* [SUPPLIED RECORDS]:
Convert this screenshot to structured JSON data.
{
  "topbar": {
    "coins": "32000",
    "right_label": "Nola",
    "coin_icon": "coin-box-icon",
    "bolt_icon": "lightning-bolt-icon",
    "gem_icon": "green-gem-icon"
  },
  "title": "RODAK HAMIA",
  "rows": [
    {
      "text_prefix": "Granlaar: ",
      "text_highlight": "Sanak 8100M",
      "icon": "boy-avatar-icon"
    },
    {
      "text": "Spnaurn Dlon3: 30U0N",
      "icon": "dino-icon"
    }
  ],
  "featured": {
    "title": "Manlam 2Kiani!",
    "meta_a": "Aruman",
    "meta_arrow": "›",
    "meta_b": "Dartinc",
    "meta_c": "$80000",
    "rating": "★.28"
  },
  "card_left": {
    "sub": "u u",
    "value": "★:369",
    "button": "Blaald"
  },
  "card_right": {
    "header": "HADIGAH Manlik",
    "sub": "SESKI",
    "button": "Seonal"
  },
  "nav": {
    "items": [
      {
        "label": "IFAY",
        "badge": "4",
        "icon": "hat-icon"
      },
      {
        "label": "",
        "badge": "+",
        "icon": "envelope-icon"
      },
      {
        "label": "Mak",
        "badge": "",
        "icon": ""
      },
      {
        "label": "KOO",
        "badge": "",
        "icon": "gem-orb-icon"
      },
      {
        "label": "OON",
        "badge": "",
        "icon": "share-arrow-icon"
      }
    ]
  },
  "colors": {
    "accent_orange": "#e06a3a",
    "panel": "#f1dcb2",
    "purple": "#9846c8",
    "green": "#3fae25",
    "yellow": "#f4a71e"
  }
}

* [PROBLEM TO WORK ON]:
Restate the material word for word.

* [OUTPUT FOR THIS EXERCISE]:
Convert this screenshot to structured JSON data.
{
  "topbar": {
    "coins": "32000",
    "right_label": "Nola",
    "coin_icon": "coin-box-icon",
    "bolt_icon": "lightning-bolt-icon",
    "gem_icon": "green-gem-icon"
  },
  "title": "RODAK HAMIA",
  "rows": [
    {
      "text_prefix": "Granlaar: ",
      "text_highlight": "Sanak 8100M",
      "icon": "boy-avatar-icon"
    },
    {
      "text": "Spnaurn Dlon3: 30U0N",
      "icon": "dino-icon"
    }
  ],
  "featured": {
    "title": "Manlam 2Kiani!",
    "meta_a": "Aruman",
    "meta_arrow": "›",
    "meta_b": "Dartinc",
    "meta_c": "$80000",
    "rating": "★.28"
  },
  "card_left": {
    "sub": "u u",
    "value": "★:369",
    "button": "Blaald"
  },
  "card_right": {
    "header": "HADIGAH Manlik",
    "sub": "SESKI",
    "button": "Seonal"
  },
  "nav": {
    "items": [
      {
        "label": "IFAY",
        "badge": "4",
        "icon": "hat-icon"
      },
      {
        "label": "",
        "badge": "+",
        "icon": "envelope-icon"
      },
      {
        "label": "Mak",
        "badge": "",
        "icon": ""
      },
      {
        "label": "KOO",
        "badge": "",
        "icon": "gem-orb-icon"
      },
      {
        "label": "OON",
        "badge": "",
        "icon": "share-arrow-icon"
      }
    ]
  },
  "colors": {
    "accent_orange": "#e06a3a",
    "panel": "#f1dcb2",
    "purple": "#9846c8",
    "green": "#3fae25",
    "yellow": "#f4a71e"
  }
}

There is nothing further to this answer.